7IdentificationAny program used to identify gifted children in a school system must use both objective and subjective methods for evaluations.Make sure to observe and collect examples of the students classroom behavior and the work he/she produces in and out of class.There are also several tests that many schools utilize such as group intelligence tests, consensus of expert judges and administrators, individualized tests that measure aptitude.There are some underachievers in school who are recognized as gifted due to their high cognitive abilities.
8Examples of Gifted Children (Linguistic) (Analytical/Mathematical) (Musician/Instrumentalist) (Reading/Visual/Auditory)
9Characteristics of Children with Giftedness Intellectual giftedness appears to be created by strong combination of heredity & environment.Longitudinal studies indicate that most children who are identified as having gifts are healthy and well adjusted and achieve well into adulthood. There are some exceptions called underachievers.International comparisons between U.S. students and other top level countries in math and science show that the U.S. is lagging behind.Creativity found in children is usually a sign of giftedness. It depends on an individual’s capacity for divergent thinking, a willingness to be different, strong motivation, and a favorable context.Acceleration, the more rapid movement of gifted students through their educational span, appears to have positive results for them.Some giftedness can be hidden due to cultural perspectives, linguistic backgrounds, and life experiences.
10Special Programs Use:Cognitive Strategies as a tool to help students build their problem solving, problem finding, and creativity skills.Comprehensive and rigorous programming helps to meet the special needs of gifted children.Programs include: Olympiad, U.I.L., Clubs after schools, AP courses, IB certified schools, TAG & GT programs, etc.

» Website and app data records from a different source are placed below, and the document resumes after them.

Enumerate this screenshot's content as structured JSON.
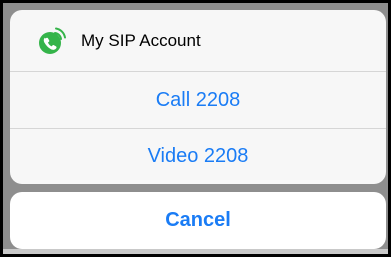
{
  "action_sheet": {
    "account_name": "My SIP Account",
    "app_icon": "phone-wifi-icon",
    "actions": [
      {
        "label": "Call 2208"
      },
      {
        "label": "Video 2208"
      }
    ],
    "cancel_label": "Cancel"
  },
  "colors": {
    "accent": "#1a7cf5",
    "icon_green": "#35b44a",
    "backdrop": "#8e8e8e"
  }
}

11Federal Government’s Role Thirty states are under the federal governments mandate for public schools to meet the needs of gifted students.The other twenty have their state legislatures mandate laws in regards to gifted programs in schools.The federal government provides zero protection for any gifted children, so the citizens of the state must inquire their state legislature in regards to educational protection.